So, Moon is now very nearly in a state to think about releasing a demo. Just a small one, still with lots of missing stuff and probably the odd bug or two but something tangable none the less. And, in excited preparation for all that I decided to submit it to IndieDB
As a bonus, here's a full HD Moon desktop to celebrate.
My first project as graphics programmer for Double 11. The challenge was to squeeze a game that made some pretty significant demands on a ps3 onto the new PSVita. Oh, and add a whole pile of new content, features and control methods.
Little Big Planet is pretty much the biggest franchise I've ever had the chance to work on. It was full of huge coding challenges but also lots of fun visual effects and graphical fluff to write. The metacritic score of 88 along with tons of great reviews seem to suggest we did a pretty reasonable job.
At the start of 2009 I created a simple puzzle game called Efficiency. Despite being a simple project that I put together in a few weeks it turned out to be much more popular than I ever expected.
Over time I got lots of people asking me to fix It's biggest failing. A total lack of functionality on Windows 7.
So here by popular demand, is a new and marginally improved version of Efficiency (which to celebrate I've added a ' + ' to). It should work fine on windows 7, it's got much nicer procedurally generated music and it's even got a few added bits and little fixes.
Having completed Ferrari Challenge to such a high standard, we got the opportunity to include all the other exciting high performance cars that don't feature a prancing horse on their bonnet.
Supercar Challenge was basically all the bits that never made it into Ferrari, plus lots of new stuff. Lots more cars, more tracks, better multiplayer, better renderer, more game modes, more downloadable content and crucially (for me) better visual effects
As a bit of a departure from the high saturation colour schemes and arcade physics of the game we'd been working on upto this point, Ferrari Challenge was a real racing simulation. All licenced cars and tracks, with the added bonus of the vehicles being smashable and damagable (a first from a car manufacturer I think).
By now I'd really settled into my role as lead visual effects programmer. I had lots of code and systems written and the trust of production management to get on with stuff and do what ever I could to make everything look better. I think visually the game is definitly the best looking I'd worked on to date.
My game engine code base has really matured over the last year as it's feature set has had to match the needs of iO during it's development.
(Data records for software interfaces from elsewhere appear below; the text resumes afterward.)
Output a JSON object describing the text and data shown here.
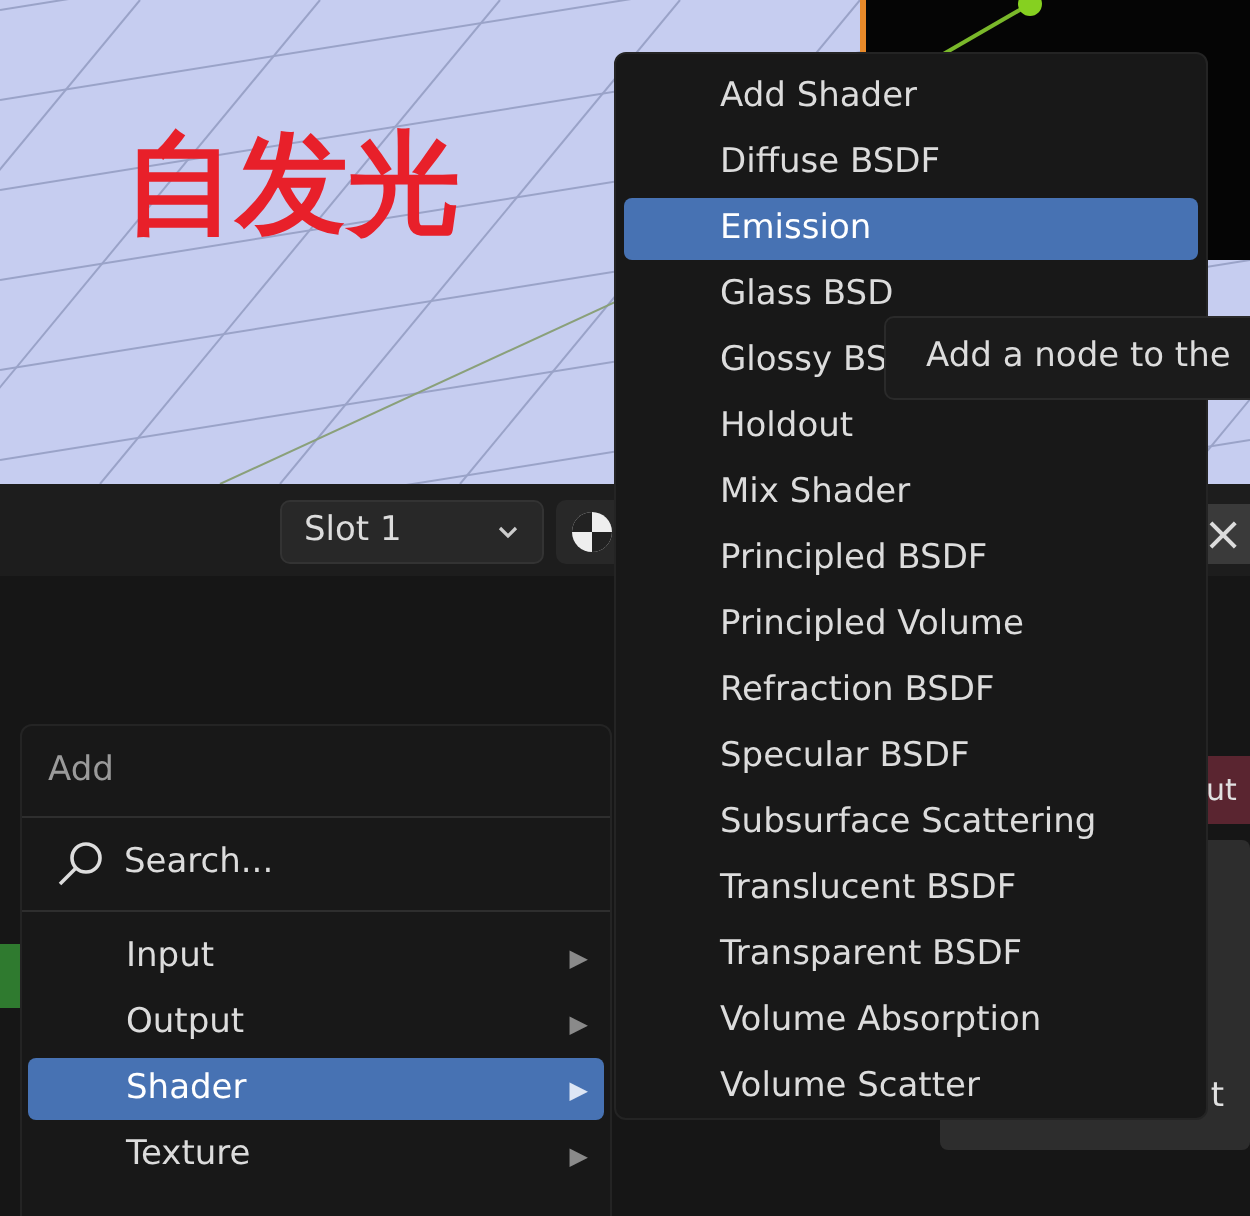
{
  "viewport": {
    "annotation": "自发光"
  },
  "header": {
    "slot": "Slot 1",
    "close": "×"
  },
  "nodes": [
    {
      "kind": "green"
    },
    {
      "kind": "red",
      "label": "ut"
    },
    {
      "kind": "grey",
      "label": "t"
    }
  ],
  "add_menu": {
    "title": "Add",
    "search": "Search...",
    "arrow": "▶",
    "items": [
      {
        "label": "Input",
        "selected": false
      },
      {
        "label": "Output",
        "selected": false
      },
      {
        "label": "Shader",
        "selected": true
      },
      {
        "label": "Texture",
        "selected": false
      }
    ]
  },
  "shader_menu": {
    "items": [
      {
        "label": "Add Shader",
        "selected": false
      },
      {
        "label": "Diffuse BSDF",
        "selected": false
      },
      {
        "label": "Emission",
        "selected": true
      },
      {
        "label": "Glass BSD",
        "selected": false
      },
      {
        "label": "Glossy BS",
        "selected": false
      },
      {
        "label": "Holdout",
        "selected": false
      },
      {
        "label": "Mix Shader",
        "selected": false
      },
      {
        "label": "Principled BSDF",
        "selected": false
      },
      {
        "label": "Principled Volume",
        "selected": false
      },
      {
        "label": "Refraction BSDF",
        "selected": false
      },
      {
        "label": "Specular BSDF",
        "selected": false
      },
      {
        "label": "Subsurface Scattering",
        "selected": false
      },
      {
        "label": "Translucent BSDF",
        "selected": false
      },
      {
        "label": "Transparent BSDF",
        "selected": false
      },
      {
        "label": "Volume Absorption",
        "selected": false
      },
      {
        "label": "Volume Scatter",
        "selected": false
      }
    ]
  },
  "tooltip": "Add a node to the"
}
Finally I can really play with concepts as they pop into my head.
So, while I was finishing off the game progression aspects of iO a simple game idea occurred to me, and for the first time ever I could quickly throw that idea together into a game. After about 2 weeks of occasional spare time writing it and doing the simple artwork, Efficiency is the product of that idea.
It's just a 'beat the high score' sort of game with a few elements you might find familiar if you've ever played Chu Chu Rocket. I think it could most easily be described as a puzzle game involving sliding blocks. Play it and see.
Note: Sadly this version contains a bug that prevents it from running on Windows 7. I'm in the process of fixing it as time permits. However, the bug is basically the entire sound system so it might be a while.
When I first heard that we'd be making a game for Pimp My Ride my first reaction was "How?". Its a little hard to see where a set of game mechanics can be attached to the format of the show. Luckily it wasn't a problem I had to deal with. Instead I was charged again with the creation of all the real-time effects and this time I had a little help, i.e. I'd gone from a team of one to a team of two.
The final result looks pretty good on all its release platforms (especially the Xbox 360). Though a little short on depth, the game is reasonably entertaining and the handling of all the vehicles is pretty good. As far as procedural effects go, it features everything from fire hydrants and collision sparks to flocks of birds and scatterings of rubbish and leaves.
After a few months working in R&D for next gen platforms, I moved onto this project.
I was to take complete responsibility for all real-time special effects. At last a task that made use of a much broader range of my skills. That's every sparkle, explosion, cloud, rocket trail and puff of smoke, from conception and artwork through to implementation. If its not already obvious, I really enjoyed this project.
Sadly the game as a whole was littered with ill conceived design decisions, marred by under developed handling and crippled by poor track layouts. As a result, the press mauled it. though nothing bad was said about the effects, which is at least a little positive.